**Description of the task:** Extract, verbatim, all lines starting at the one containing "Decode this image" and ending with the final line of the listing, and no others.
....................
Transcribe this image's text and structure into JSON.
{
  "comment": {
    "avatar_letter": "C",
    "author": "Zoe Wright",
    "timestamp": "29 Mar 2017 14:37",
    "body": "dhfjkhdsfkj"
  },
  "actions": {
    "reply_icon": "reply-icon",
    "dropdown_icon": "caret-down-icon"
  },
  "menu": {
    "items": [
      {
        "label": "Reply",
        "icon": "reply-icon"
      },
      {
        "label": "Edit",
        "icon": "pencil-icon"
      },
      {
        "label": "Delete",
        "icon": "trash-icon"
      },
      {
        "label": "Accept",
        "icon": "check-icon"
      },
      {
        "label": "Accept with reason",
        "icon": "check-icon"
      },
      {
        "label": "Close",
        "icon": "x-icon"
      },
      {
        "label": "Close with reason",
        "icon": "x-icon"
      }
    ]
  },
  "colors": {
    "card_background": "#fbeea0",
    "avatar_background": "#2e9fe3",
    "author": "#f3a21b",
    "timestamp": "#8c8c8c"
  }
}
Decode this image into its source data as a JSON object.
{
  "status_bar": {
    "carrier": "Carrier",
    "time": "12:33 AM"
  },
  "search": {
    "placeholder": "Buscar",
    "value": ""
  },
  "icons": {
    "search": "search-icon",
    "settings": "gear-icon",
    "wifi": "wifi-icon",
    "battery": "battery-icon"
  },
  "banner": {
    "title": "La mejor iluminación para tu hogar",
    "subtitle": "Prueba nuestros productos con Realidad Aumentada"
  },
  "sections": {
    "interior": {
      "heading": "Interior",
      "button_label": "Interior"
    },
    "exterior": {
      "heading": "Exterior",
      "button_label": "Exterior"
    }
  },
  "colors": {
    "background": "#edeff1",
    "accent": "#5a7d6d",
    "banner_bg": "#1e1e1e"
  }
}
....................
**Answer to this task:**
Decode this image into its source data as a JSON object.
{
  "status_bar": {
    "carrier": "Carrier",
    "time": "12:33 AM"
  },
  "search": {
    "placeholder": "Buscar",
    "value": ""
  },
  "icons": {
    "search": "search-icon",
    "settings": "gear-icon",
    "wifi": "wifi-icon",
    "battery": "battery-icon"
  },
  "banner": {
    "title": "La mejor iluminación para tu hogar",
    "subtitle": "Prueba nuestros productos con Realidad Aumentada"
  },
  "sections": {
    "interior": {
      "heading": "Interior",
      "button_label": "Interior"
    },
    "exterior": {
      "heading": "Exterior",
      "button_label": "Exterior"
    }
  },
  "colors": {
    "background": "#edeff1",
    "accent": "#5a7d6d",
    "banner_bg": "#1e1e1e"
  }
}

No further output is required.